Billy Wilder’s Sunset Boulevard is an excellent satire on the declining standing of the old studio system in the 1950s. The character of Norma Desmond represents the aging shell of the silent film era while Betty represents the lively spirit of the new film era to come. Joe Gillis is used by Wilder as a character to be sympathized by the audience. Gillis is at a crossroads, much like the film’s viewers at the time of production. There is a clear dichotomy present in this movie: the relics of the silent era competing with the energetic newness of sound in films.
Wilder uses many elements in creating this cutting satire of Hollywood. Humor is the main element that grabs the audience’s attention. This humor mainly is at the expense of the vanity of Hollywood, especially in Norma Desmond’s behavior.
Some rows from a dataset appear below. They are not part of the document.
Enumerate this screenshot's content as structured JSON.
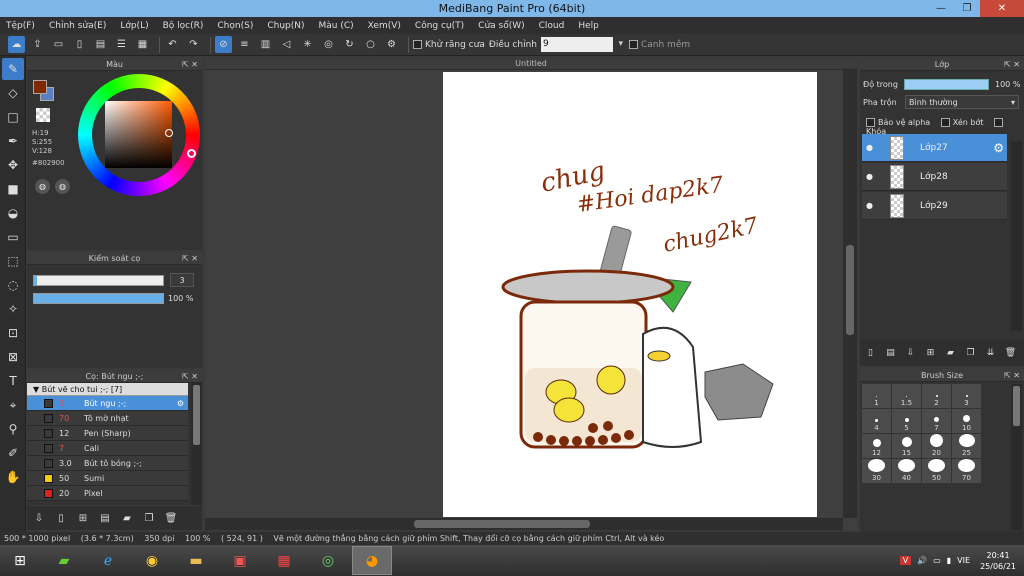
{
  "window": {
    "title": "MediBang Paint Pro (64bit)"
  },
  "menu": [
    "Tệp(F)",
    "Chỉnh sửa(E)",
    "Lớp(L)",
    "Bộ lọc(R)",
    "Chọn(S)",
    "Chụp(N)",
    "Màu (C)",
    "Xem(V)",
    "Công cụ(T)",
    "Cửa sổ(W)",
    "Cloud",
    "Help"
  ],
  "toolbar": {
    "antialias_label": "Khử răng cưa",
    "correction_label": "Điều chỉnh",
    "correction_value": "9",
    "snap_label": "Canh mềm"
  },
  "color_panel": {
    "title": "Màu",
    "h": "H:19",
    "s": "S:255",
    "v": "V:128",
    "hex": "#802900",
    "fg_color": "#802900",
    "bg_color": "#5b7fbf"
  },
  "brush_control": {
    "title": "Kiểm soát cọ",
    "size_value": "3",
    "opacity_value": "100 %",
    "size_fraction": 0.02,
    "opacity_fraction": 1.0
  },
  "brush_panel": {
    "title": "Cọ: Bút ngu ;-;",
    "group": "Bút vẽ cho tui ;-; [7]",
    "items": [
      {
        "value": "3",
        "name": "Bút ngu ;-;",
        "color": "#3a3a3a",
        "selected": true
      },
      {
        "value": "70",
        "name": "Tô mờ nhạt",
        "color": "#3a3a3a"
      },
      {
        "value": "12",
        "name": "Pen (Sharp)",
        "color": "#3a3a3a"
      },
      {
        "value": "7",
        "name": "Cali",
        "color": "#3a3a3a"
      },
      {
        "value": "3.0",
        "name": "Bút tô bóng ;-;",
        "color": "#3a3a3a"
      },
      {
        "value": "50",
        "name": "Sumi",
        "color": "#f0d000"
      },
      {
        "value": "20",
        "name": "Pixel",
        "color": "#e02020"
      }
    ]
  },
  "canvas": {
    "tab": "Untitled",
    "text1": "chug",
    "text2": "#Hoi dap2k7",
    "text3": "chug2k7"
  },
  "layers": {
    "title": "Lớp",
    "opacity_label": "Độ trong",
    "opacity_value": "100 %",
    "blend_label": "Pha trộn",
    "blend_value": "Bình thường",
    "protect_alpha": "Bảo vệ alpha",
    "clipping": "Xén bớt",
    "lock": "Khóa",
    "items": [
      "Lớp27",
      "Lớp28",
      "Lớp29"
    ]
  },
  "brush_size": {
    "title": "Brush Size",
    "sizes": [
      "1",
      "1.5",
      "2",
      "3",
      "4",
      "5",
      "7",
      "10",
      "12",
      "15",
      "20",
      "25",
      "30",
      "40",
      "50",
      "70"
    ]
  },
  "status": {
    "dims": "500 * 1000 pixel",
    "cm": "(3.6 * 7.3cm)",
    "dpi": "350 dpi",
    "zoom": "100 %",
    "coords": "( 524, 91 )",
    "hint": "Vẽ một đường thẳng bằng cách giữ phím Shift, Thay đổi cỡ cọ bằng cách giữ phím Ctrl, Alt và kéo"
  },
  "taskbar": {
    "lang": "VIE",
    "time": "20:41",
    "date": "25/06/21"
  }
}
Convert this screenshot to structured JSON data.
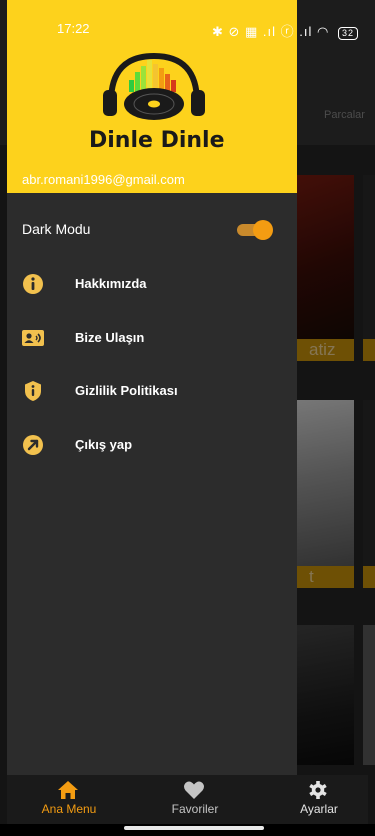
{
  "status_bar": {
    "time": "17:22",
    "right_icons": "✱ ⊘ ▦ .ıl ⓡ .ıl ◠",
    "battery": "32"
  },
  "drawer": {
    "brand": "Dinle Dinle",
    "email": "abr.romani1996@gmail.com",
    "dark_mode_label": "Dark Modu",
    "dark_mode_on": true,
    "items": [
      {
        "label": "Hakkımızda",
        "icon": "info-icon"
      },
      {
        "label": "Bize Ulaşın",
        "icon": "contact-card-icon"
      },
      {
        "label": "Gizlilik Politikası",
        "icon": "shield-icon"
      },
      {
        "label": "Çıkış yap",
        "icon": "exit-arrow-icon"
      }
    ]
  },
  "background": {
    "tab_label": "Parcalar",
    "card_captions": [
      "atiz",
      "t"
    ]
  },
  "bottom_nav": {
    "items": [
      {
        "label": "Ana Menu",
        "icon": "home-icon",
        "active": true
      },
      {
        "label": "Favoriler",
        "icon": "heart-icon",
        "active": false
      },
      {
        "label": "Ayarlar",
        "icon": "gear-icon",
        "active": false
      }
    ]
  },
  "colors": {
    "accent": "#f39c12",
    "header_yellow": "#fdd21c",
    "drawer_bg": "#2c2c2c",
    "icon_yellow": "#f2c14e"
  }
}
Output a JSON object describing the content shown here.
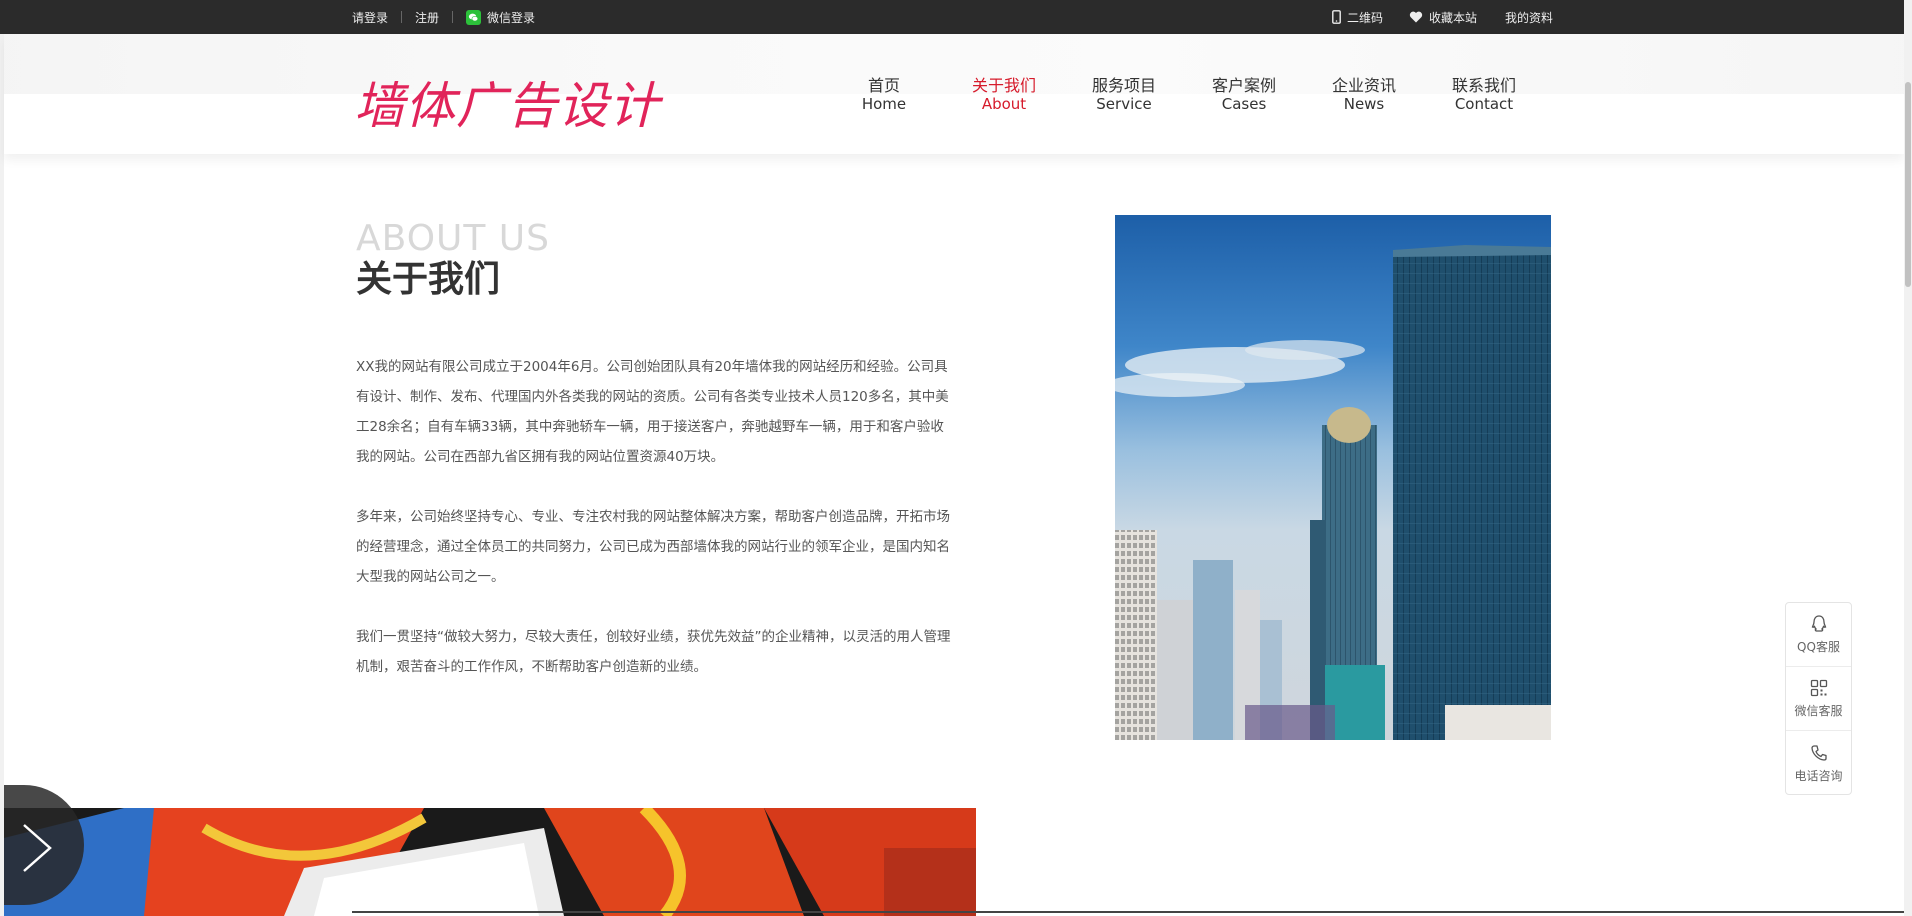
{
  "topbar": {
    "login": "请登录",
    "register": "注册",
    "wechat_login": "微信登录",
    "qrcode": "二维码",
    "favorite": "收藏本站",
    "my_profile": "我的资料"
  },
  "header": {
    "logo": "墙体广告设计",
    "nav": [
      {
        "cn": "首页",
        "en": "Home"
      },
      {
        "cn": "关于我们",
        "en": "About"
      },
      {
        "cn": "服务项目",
        "en": "Service"
      },
      {
        "cn": "客户案例",
        "en": "Cases"
      },
      {
        "cn": "企业资讯",
        "en": "News"
      },
      {
        "cn": "联系我们",
        "en": "Contact"
      }
    ]
  },
  "about": {
    "title_en": "ABOUT US",
    "title_cn": "关于我们",
    "paragraphs": [
      "XX我的网站有限公司成立于2004年6月。公司创始团队具有20年墙体我的网站经历和经验。公司具有设计、制作、发布、代理国内外各类我的网站的资质。公司有各类专业技术人员120多名，其中美工28余名；自有车辆33辆，其中奔驰轿车一辆，用于接送客户，奔驰越野车一辆，用于和客户验收我的网站。公司在西部九省区拥有我的网站位置资源40万块。",
      "多年来，公司始终坚持专心、专业、专注农村我的网站整体解决方案，帮助客户创造品牌，开拓市场的经营理念，通过全体员工的共同努力，公司已成为西部墙体我的网站行业的领军企业，是国内知名大型我的网站公司之一。",
      "我们一贯坚持“做较大努力，尽较大责任，创较好业绩，获优先效益”的企业精神，以灵活的用人管理机制，艰苦奋斗的工作作风，不断帮助客户创造新的业绩。"
    ]
  },
  "float": {
    "qq": "QQ客服",
    "wechat": "微信客服",
    "phone": "电话咨询"
  },
  "colors": {
    "accent": "#d61b2b",
    "logo": "#e1245a",
    "topbar_bg": "#2b2b2b"
  }
}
She owns a lavish estate, spends money manically, and takes in Joe Gillis in order to save what we can only assume was a great amount of celebrity. As a viewer, I could only laugh at Norma’s behavior because it is so outlandish that is more humorous than sad. Joe Gillis, as an embodiment of the audience, casually throws in barbs about Norma’s spending behaviors, her delusional behavior, and her eccentric lifestyle.
Other emotional elements beside humor do come in to play in Sunset Boulevard. Norma Desmond, as I have mentioned before, is used as an emotional foil to varying degrees throughout the film. Wilder almost seems to be wistful about the era of silent film. He shows Norma as a character that should be both slightly amusing and, more importantly, looked to as a vivid memory of the origins of film.
Norma is portrayed as eccentric but the reasons for this seem to be immediately related to the new film industry. Norma, like Wilder and others, looked to the silent era as the purified version of film as art. Sunset Boulevard is essentially a commemoration to the silent era and a cautious acceptance of sound in film.
My favorite scene in this film is the final scene with Norma being arrested by the police for killing Joe Gillis. What I liked most about it was that Wilder really showed his true colors through this scene. Norma’s servant (and former director), Max, convinces Norma to come downstairs because she is going to get her chance at a comeback.
This is obviously a ruse to get her into the custody of the police, but her lust for fame blinds her ability to reason. Wilder reaches a crescendo in his satire, singling out Norma as she walks down the stairs and meets her “adoring” audience. Max, once a great film producer, uses his old skills in order to deliver a star of the old school into the hands of reality. Billy Wilder’s Sunset Boulevard is a good work of satire that looks critically at the studio system and seeks to show the conflicts at work within the film industry.